by Mary Scianna
Diversify into more complex machining work
Purchase high end five axis machining centre
Alberta machine shop readies itself to break into complex aerospace, oil and gas markets with new simultaneous five axis machining centre
When Luke Nguyen makes up his mind to do something, there’s no turning back. So when Nguyen decided to form his own machine shop, HQ Industries, Edmonton, AB, in 2006, he decided to purchase equipment and then go after business.
“You need to have the equipment to get the work; you just can’t do it the other way around.”
Lucky for him, his decision has paid off. Within six months of forming the business, he had purchased six CNC machines.
“The demand was there for more machines and my strategy has always been that when I commit to something I strive to do it right and make the best product possible. I had a customer in the oil and gas industry, a manufacturer of down hole tools, and he needed work and we wanted to ensure we supplied him with the quality parts he needed.”
His strategy to make customers happy is a simple, but effective one that has carved a path to success. When HQ Industries began machining parts for the downhole tool manufacturer, it was one of 30 suppliers.
“Within a few months we had climbed up to the top 15 suppliers. With a quality management system in place and a good quality policy, today we rank fifth globally with this customer. Our non-conformance rate is a consistent 0.01 per cent,” says Nguyen.

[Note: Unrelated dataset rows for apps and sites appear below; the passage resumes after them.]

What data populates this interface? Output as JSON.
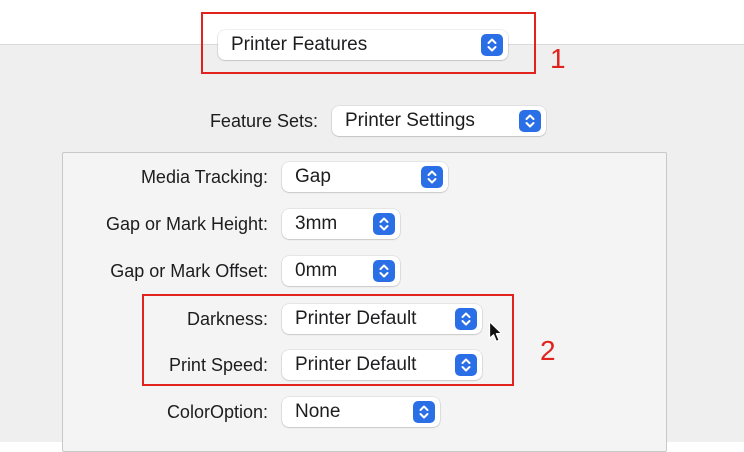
{
  "top_popup": {
    "value": "Printer Features"
  },
  "feature_sets": {
    "label": "Feature Sets:",
    "value": "Printer Settings"
  },
  "settings": [
    {
      "label": "Media Tracking:",
      "value": "Gap"
    },
    {
      "label": "Gap or Mark Height:",
      "value": "3mm"
    },
    {
      "label": "Gap or Mark Offset:",
      "value": "0mm"
    },
    {
      "label": "Darkness:",
      "value": "Printer Default"
    },
    {
      "label": "Print Speed:",
      "value": "Printer Default"
    },
    {
      "label": "ColorOption:",
      "value": "None"
    }
  ],
  "callouts": {
    "one": "1",
    "two": "2"
  },
  "icons": {
    "stepper": "chevron-up-down-icon",
    "cursor": "mouse-pointer-icon"
  },
  "colors": {
    "accent": "#2a6fe6",
    "annotation": "#e0231e"
  }
}
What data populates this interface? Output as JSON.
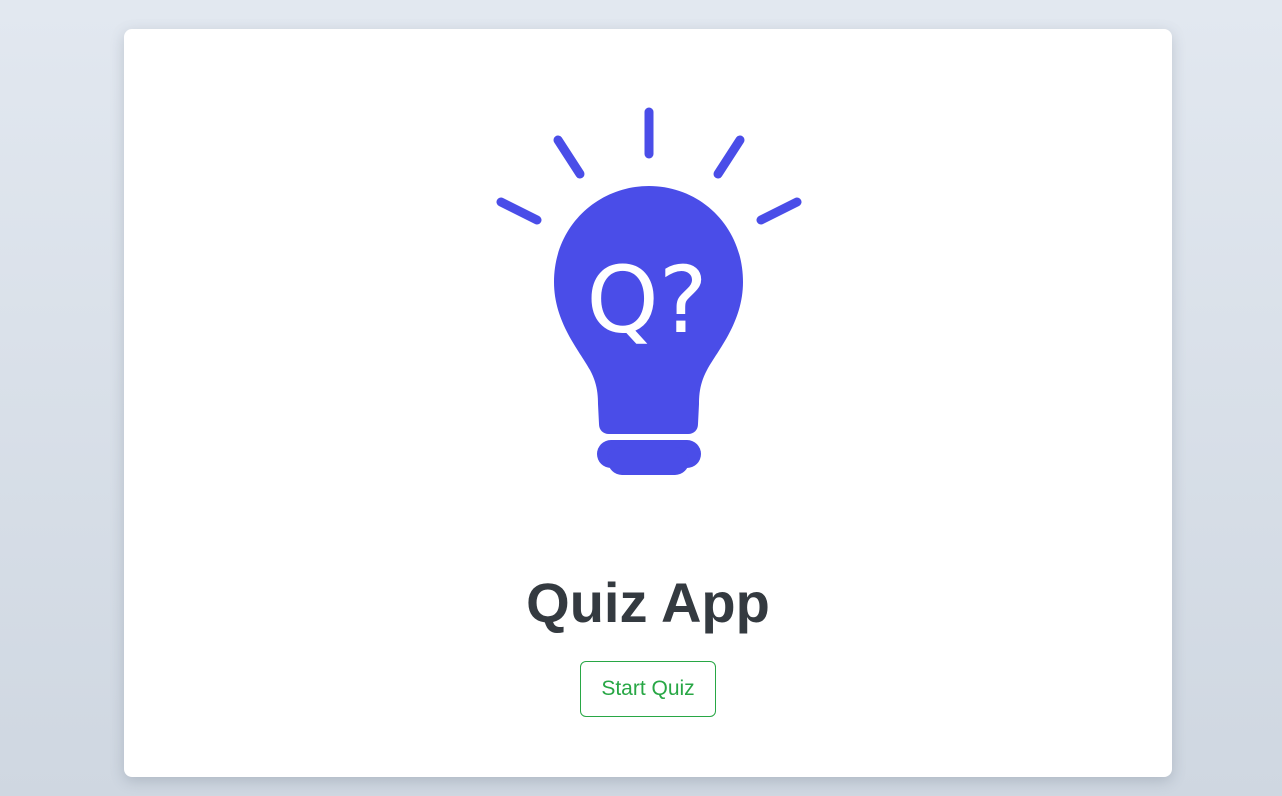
{
  "app": {
    "title": "Quiz App",
    "logo_icon": "lightbulb-question-icon",
    "logo_text": "Q?",
    "accent_color": "#4a4de8",
    "title_color": "#343a40",
    "button_color": "#28a745",
    "background_color": "#e2e8f0"
  },
  "actions": {
    "start_label": "Start Quiz"
  }
}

Today, HQ Industries is a busy, 22,000 sq ft machine shop. Forty people work in the machine shop operating the 20 CNCs, including three vertical machining centres. The most recent investment is the Matsuura MX-520 simultaneous five axis machining centre.
True to form, Nguyen purchased the five axis machine not because he had to meet customer demands, but because he wanted to diversify into markets requiring more complex work. “With the purchase of the Matsuura MX-250, we will be working with complex machining. This will give us the cutting edge in manufacturing and new technology, which will widen our scope and customer base.”
Nguyen says five axis machining is better designed for complex work for aerospace and oil and gas. “We currently machine to complex specifications, which require three to four operations and fixtures on the vertical machining centre. The Matsuura five axis capabilities will eliminate use of fixtures and decrease operations to one.”
When Nguyen formed HQ Industries back in 2006, he did the programming for lathes and mills. Today, “our highly skilled foremen currently do the programming, which allows me to focus on other areas of the business.”
Nguyen credits his success to his ability to work hard and his financially conservative nature. He began working in machine shops in 1993 sweeping floors, “and I worked my way up. I managed a machine shop, comparable to the size of HQ Industries; there was a lot of pressure. I thought if I went out on my own I could take it easy,” he says with a laugh, noting the irony of thinking he would be “taking it easy” operating his own business.
He began business in a 2,300 sq ft shop and within five years was operating out of a 12,000 sq ft facility. In September 2012, he moved to the existing 22,000 sq ft facility.
When Nguyen decided to invest in five axis machining he had many expensive options. He wanted a high end machine but didn’t want to invest millions of dollars in the technology, “so I chose the Matsuura, which is a high end machine, however I selected the smaller model. I use caution when purchasing new equipment. If the equipment proves its investment, I can acquire more.” SMT